> [Activity]: Using the data below, determine the number of lines that include the string "ervaren". Write only that number.

> [Dataset content]:
§
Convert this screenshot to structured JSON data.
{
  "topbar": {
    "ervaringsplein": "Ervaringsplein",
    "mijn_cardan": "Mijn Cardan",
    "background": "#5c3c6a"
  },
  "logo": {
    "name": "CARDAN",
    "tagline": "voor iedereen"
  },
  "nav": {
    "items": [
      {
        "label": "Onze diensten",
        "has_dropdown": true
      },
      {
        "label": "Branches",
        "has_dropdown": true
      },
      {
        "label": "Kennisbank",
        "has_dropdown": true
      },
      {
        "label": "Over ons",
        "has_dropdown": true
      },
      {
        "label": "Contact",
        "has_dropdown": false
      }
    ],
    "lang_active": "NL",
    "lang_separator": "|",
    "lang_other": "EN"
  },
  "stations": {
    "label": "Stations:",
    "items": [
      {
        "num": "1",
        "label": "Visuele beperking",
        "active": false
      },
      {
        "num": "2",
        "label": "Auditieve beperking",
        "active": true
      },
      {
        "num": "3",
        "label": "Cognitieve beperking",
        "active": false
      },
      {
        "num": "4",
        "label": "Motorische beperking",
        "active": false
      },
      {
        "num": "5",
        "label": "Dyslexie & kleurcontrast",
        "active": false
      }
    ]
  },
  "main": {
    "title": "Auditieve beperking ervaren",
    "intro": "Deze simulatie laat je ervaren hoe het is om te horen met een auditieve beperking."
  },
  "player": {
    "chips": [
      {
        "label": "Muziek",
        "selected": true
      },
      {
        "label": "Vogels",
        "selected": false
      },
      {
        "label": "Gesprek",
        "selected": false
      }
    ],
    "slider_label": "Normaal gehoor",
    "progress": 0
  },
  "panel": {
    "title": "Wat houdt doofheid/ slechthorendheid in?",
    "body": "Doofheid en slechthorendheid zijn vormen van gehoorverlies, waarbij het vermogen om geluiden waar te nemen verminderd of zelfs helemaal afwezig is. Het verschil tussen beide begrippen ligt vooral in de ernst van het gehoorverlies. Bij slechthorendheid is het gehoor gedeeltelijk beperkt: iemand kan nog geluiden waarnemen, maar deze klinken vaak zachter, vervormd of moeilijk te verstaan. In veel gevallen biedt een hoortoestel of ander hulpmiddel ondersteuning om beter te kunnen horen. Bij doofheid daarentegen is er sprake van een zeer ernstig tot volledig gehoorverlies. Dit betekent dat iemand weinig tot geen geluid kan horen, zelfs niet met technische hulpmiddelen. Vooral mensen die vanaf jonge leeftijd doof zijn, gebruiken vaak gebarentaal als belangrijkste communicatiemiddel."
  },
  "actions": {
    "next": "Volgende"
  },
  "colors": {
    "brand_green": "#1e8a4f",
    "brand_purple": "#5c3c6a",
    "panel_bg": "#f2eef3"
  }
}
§
> [Result of this exercise]: 2